O Christ the King! since breath pent up so long
I have outpoured, Thou first shalt be my song;
May this my word, the current of my mind,
If lawful thus to speak, acceptance find,
And unto Thee as holy incense rise
Of holiest priest, a grateful sacrifice!
The Father's Brightness, Word of the Great Mind,
Who cannot be by power of speech defined,
High Light of highest Light, the Only Son,
Image and Seal of the Immortal One,
Without beginning; from same Fount of Light
With the Great Spirit; infinite in might:
All-glorious Thou, and Author of all good:
From age to age Thy truth hath firmly stood.
Enthroned Thou reignest high in heaven above,
Almighty Breath of Mind and Lord of Love.
Throughout this framèd universe Divine
Whatever is, or shall be, all is Thine:
Thou madest all, to all Thou givest life,
Chatfield, Allen William, M.A., born at Chatteris, Oct. 2nd, 1808, and educated at Charterhouse School and Trinity College, Cambridge, where he was Bell's Univ.
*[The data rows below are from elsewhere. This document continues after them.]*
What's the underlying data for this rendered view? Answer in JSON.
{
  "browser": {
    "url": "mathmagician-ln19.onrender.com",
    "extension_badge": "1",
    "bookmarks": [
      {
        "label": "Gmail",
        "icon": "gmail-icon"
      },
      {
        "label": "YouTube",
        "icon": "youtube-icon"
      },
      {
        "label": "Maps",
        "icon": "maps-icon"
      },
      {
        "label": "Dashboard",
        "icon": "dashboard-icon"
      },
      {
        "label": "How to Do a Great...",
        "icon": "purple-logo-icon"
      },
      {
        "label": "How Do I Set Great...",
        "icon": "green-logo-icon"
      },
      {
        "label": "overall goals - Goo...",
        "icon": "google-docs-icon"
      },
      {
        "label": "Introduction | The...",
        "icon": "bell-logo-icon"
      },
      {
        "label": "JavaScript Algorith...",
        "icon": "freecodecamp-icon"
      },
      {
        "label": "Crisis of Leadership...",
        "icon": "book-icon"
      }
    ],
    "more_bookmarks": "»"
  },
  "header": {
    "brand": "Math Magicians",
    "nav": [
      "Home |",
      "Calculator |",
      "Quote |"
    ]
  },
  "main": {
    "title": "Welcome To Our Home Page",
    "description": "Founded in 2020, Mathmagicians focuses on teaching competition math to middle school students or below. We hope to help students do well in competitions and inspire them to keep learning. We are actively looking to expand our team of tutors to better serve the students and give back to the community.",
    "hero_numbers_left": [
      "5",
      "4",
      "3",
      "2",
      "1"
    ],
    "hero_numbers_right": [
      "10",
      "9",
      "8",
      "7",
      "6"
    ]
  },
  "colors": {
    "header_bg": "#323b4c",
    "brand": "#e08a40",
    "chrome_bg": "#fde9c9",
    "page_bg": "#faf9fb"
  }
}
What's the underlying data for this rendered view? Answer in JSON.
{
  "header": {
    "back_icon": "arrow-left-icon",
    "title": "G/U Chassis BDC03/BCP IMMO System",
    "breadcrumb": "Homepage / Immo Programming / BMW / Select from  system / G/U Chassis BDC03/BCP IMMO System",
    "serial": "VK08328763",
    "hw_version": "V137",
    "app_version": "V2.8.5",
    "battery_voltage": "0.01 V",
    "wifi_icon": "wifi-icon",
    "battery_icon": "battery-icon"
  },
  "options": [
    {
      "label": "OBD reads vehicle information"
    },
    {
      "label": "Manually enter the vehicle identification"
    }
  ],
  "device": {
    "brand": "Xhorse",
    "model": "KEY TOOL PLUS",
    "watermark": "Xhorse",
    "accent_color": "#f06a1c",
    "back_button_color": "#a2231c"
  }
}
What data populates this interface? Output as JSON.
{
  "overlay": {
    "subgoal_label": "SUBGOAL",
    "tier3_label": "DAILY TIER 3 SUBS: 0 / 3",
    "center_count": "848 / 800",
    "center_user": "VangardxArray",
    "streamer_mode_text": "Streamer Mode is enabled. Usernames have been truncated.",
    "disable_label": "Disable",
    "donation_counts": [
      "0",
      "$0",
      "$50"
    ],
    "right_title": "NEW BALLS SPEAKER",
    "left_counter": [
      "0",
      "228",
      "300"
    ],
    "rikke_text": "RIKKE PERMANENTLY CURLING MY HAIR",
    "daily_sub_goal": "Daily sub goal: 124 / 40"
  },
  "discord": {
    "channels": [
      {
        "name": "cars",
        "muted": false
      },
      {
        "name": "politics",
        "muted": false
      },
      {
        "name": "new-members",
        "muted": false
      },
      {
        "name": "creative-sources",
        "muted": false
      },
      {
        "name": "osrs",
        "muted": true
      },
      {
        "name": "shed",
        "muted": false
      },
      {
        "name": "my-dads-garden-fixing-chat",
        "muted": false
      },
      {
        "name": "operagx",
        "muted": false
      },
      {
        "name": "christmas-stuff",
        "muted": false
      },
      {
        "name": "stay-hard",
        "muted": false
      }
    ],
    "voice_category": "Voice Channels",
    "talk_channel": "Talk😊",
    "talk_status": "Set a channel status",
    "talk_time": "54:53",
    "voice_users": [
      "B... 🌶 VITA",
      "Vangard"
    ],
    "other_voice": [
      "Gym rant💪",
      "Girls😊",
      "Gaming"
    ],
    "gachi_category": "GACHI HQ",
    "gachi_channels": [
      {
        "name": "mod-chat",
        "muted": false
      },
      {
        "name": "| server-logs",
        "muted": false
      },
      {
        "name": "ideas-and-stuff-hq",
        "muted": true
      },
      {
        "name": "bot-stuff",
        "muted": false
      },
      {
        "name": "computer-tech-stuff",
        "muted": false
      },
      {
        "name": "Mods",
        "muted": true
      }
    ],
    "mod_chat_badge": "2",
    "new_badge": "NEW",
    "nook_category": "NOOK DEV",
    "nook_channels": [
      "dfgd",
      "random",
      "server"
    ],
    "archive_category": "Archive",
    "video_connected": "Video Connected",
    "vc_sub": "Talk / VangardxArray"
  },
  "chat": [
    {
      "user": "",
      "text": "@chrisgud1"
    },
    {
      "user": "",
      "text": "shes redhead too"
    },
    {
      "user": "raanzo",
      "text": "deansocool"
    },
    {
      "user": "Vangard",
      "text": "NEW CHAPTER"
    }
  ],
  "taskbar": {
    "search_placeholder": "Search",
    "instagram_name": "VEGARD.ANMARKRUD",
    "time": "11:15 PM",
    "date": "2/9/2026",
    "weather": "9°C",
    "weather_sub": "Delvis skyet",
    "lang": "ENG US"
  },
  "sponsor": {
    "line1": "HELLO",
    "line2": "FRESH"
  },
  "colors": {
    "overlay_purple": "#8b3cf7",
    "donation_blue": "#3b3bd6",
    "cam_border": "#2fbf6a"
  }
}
Scholar and Members' Prizeman. He graduated in 1831, taking a first class in classical honours. Taking Holy Orders in 1832, he was from 1833 to 1847 Vicar of Stotfold, Bedfordshire; and since 1847 Vicar of Much-Marcle, Herefordshire. Mr. Chatfield has published various Sermons from time to time. His Litany, &c. [Prayer Book] in Greek verse is admirable, and has been commended by many eminent scholars. His Songs and Hymns of Earliest Greek Christian Poets, Bishops, and others, translated into English Verse, 1876, has not received the attention of hymnal compilers which it merits. One… Go to person page >
Author: St. Gregory of Nazianzus
Gregory of Nazianzus (St. Gregory Nazianzen), Bishop of Sasima and of Constantinople, son of Gregory, Bishop of Nazianzus in Cappadocia, and Nonna, his wife, was born at a village near that city where his father had an estate, and called Arizanzus. The date of his birth is unknown, but is generally given as A.D. 325. In early childhood he was taught to read the Scriptures by his mother. From his home he passed with his brother Caesarius to a school at Caesarea, the capital of Cappadocia, where he was instructed by one Carterius, supposed by some to be the same as the subsequent head of the monasteries of Antioch, and instructor of St. Chrysostom. At Caesarea he probably met with Basil, with whom he maintained a life-long friendship. From Ca… Go to person page >